→ Exercise:
Scan the records for the string "screenshot". State how many lines contain it and add nothing.

→ Listed records:
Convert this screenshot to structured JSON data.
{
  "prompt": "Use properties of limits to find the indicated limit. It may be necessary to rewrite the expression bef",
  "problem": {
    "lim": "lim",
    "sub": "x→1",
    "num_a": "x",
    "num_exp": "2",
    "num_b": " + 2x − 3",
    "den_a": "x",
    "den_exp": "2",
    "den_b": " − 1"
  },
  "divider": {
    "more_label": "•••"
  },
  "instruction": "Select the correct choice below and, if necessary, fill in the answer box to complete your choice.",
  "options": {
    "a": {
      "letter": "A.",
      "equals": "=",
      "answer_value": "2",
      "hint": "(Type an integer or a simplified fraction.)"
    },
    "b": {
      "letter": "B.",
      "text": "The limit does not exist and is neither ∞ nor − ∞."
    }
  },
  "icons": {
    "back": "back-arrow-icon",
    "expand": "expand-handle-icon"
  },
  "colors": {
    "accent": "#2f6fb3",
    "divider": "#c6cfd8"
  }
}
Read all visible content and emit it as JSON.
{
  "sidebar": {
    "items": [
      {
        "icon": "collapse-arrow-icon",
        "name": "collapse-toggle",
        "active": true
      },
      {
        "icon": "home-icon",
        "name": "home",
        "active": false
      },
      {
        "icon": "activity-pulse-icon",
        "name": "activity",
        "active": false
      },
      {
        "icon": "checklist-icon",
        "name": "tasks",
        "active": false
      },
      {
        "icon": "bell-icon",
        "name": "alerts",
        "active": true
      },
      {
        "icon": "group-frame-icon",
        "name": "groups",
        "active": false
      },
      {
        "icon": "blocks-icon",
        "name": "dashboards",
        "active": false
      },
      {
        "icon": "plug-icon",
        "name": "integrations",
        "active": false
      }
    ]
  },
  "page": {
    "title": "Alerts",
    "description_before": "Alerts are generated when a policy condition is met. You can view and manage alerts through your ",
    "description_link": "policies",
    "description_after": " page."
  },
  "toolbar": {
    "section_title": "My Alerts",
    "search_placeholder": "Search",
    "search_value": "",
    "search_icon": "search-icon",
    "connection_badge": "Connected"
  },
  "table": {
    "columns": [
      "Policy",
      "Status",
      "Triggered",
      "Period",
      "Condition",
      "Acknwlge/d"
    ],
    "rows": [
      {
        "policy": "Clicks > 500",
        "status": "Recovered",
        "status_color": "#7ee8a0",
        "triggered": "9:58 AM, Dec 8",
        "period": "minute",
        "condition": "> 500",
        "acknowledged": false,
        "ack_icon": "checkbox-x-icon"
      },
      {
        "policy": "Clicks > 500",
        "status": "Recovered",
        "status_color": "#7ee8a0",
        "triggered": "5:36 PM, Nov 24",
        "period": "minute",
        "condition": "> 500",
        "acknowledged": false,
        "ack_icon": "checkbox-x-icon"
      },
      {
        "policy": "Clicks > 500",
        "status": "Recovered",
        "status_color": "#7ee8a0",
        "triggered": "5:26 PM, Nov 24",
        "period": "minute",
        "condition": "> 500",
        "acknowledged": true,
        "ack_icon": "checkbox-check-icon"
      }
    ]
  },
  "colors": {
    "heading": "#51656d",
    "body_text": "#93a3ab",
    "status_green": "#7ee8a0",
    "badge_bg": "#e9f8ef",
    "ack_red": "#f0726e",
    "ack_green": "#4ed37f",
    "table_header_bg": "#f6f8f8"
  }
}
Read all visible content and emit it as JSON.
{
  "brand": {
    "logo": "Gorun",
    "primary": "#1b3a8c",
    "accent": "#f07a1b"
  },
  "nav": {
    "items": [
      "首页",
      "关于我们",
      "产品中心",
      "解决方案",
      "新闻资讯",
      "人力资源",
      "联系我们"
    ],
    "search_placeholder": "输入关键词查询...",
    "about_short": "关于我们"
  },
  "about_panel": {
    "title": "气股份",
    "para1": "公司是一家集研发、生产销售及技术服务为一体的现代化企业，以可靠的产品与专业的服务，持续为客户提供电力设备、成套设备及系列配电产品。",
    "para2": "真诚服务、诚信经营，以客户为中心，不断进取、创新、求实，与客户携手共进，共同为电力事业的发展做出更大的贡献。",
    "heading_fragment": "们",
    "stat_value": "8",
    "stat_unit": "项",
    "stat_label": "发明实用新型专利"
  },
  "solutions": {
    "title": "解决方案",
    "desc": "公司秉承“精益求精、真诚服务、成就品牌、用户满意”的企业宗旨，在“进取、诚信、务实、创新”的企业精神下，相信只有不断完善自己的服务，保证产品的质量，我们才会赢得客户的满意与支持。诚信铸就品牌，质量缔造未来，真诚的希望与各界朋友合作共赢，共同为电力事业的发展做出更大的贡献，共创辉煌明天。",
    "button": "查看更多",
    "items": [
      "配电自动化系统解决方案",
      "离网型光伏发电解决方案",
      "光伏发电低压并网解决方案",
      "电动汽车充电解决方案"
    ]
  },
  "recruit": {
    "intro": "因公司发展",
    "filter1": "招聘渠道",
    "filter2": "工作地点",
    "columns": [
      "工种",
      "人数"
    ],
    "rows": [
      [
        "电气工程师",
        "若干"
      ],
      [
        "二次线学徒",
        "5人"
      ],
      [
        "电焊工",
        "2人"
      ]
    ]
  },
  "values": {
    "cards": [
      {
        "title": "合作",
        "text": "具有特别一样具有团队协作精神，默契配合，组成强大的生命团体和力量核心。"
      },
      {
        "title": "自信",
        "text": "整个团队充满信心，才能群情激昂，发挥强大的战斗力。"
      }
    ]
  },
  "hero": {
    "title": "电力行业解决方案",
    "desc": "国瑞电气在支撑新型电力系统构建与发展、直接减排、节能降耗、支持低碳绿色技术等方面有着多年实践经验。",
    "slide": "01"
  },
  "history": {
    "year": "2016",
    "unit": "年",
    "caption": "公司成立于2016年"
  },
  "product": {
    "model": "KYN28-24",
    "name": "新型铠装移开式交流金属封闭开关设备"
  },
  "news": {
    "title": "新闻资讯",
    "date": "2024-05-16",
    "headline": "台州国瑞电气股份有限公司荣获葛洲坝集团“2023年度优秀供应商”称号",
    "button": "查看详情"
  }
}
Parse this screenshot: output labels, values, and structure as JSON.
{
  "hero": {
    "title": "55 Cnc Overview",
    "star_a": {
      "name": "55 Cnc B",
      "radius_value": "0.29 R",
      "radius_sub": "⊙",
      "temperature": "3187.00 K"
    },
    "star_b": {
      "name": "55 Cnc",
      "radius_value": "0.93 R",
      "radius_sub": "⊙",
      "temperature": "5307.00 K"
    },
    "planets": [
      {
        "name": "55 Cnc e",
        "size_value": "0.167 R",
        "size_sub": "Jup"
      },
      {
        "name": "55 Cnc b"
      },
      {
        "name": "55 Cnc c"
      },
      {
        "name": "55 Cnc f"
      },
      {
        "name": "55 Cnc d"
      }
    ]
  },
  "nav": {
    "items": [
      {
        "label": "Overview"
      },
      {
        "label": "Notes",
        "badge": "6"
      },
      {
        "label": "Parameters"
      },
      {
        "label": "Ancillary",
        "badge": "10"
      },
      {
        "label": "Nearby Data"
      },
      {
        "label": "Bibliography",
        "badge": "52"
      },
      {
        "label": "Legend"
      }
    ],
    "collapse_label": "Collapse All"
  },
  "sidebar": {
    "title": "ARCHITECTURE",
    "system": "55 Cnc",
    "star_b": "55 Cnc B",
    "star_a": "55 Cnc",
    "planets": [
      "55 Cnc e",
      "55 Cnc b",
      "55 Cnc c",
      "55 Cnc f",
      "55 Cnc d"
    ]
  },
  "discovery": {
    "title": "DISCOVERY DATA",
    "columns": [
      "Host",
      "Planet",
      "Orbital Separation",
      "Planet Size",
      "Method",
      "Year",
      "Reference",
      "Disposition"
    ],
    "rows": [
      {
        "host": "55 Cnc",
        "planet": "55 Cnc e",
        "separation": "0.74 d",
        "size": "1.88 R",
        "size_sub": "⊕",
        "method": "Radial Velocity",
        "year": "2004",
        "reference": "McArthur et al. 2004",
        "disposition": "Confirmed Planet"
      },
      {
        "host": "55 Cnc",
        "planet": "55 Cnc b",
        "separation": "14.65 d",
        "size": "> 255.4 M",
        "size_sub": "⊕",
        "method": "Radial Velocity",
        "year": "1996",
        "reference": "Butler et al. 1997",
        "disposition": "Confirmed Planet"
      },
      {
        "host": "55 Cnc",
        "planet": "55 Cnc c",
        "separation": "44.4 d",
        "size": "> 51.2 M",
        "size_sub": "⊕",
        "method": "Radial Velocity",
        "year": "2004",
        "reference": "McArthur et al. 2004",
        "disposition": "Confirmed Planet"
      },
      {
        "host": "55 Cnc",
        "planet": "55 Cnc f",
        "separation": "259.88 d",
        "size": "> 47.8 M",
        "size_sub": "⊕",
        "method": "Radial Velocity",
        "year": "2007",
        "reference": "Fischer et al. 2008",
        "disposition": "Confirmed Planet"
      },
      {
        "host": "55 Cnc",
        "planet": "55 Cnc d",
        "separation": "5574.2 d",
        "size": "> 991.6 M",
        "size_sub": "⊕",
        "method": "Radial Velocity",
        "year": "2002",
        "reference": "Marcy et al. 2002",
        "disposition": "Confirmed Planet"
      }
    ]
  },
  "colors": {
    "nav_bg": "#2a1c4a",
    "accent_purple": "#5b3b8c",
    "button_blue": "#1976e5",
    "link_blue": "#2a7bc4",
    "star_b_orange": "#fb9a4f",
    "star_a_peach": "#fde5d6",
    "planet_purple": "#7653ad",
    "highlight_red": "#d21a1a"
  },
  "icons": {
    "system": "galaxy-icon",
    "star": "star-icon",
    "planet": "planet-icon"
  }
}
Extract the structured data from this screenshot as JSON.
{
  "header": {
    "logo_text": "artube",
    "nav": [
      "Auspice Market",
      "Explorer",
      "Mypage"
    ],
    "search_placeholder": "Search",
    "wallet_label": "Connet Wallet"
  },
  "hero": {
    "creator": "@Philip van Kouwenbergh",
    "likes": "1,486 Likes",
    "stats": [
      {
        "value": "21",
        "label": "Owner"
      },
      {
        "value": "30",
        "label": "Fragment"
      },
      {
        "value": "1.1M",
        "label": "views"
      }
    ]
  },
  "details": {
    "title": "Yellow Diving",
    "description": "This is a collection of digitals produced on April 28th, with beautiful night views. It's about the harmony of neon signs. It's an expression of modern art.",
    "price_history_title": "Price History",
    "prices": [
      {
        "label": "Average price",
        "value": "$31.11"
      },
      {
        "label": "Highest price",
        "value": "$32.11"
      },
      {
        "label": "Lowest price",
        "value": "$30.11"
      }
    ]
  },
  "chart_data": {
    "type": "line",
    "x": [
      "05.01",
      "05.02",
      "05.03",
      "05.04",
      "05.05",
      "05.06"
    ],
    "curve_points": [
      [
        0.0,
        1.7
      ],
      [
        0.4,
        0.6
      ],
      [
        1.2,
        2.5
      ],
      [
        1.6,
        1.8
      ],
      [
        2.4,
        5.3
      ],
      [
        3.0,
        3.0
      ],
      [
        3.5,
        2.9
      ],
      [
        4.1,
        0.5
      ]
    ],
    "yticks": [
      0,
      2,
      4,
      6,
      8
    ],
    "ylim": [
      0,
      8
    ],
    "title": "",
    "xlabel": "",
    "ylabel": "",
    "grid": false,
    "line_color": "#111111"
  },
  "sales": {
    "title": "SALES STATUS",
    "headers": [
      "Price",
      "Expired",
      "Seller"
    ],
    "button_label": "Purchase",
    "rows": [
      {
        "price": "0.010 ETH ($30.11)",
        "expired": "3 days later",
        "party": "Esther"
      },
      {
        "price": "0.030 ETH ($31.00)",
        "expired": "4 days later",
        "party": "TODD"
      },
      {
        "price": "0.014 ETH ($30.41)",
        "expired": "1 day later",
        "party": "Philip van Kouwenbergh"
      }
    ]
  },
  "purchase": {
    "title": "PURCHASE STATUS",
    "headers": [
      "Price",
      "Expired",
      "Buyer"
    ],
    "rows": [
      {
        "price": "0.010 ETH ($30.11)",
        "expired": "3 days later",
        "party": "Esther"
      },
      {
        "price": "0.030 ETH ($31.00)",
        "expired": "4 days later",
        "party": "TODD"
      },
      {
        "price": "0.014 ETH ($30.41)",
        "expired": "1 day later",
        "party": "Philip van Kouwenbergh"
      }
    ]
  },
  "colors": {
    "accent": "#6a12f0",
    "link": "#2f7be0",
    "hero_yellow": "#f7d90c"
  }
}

→ Answer area:
3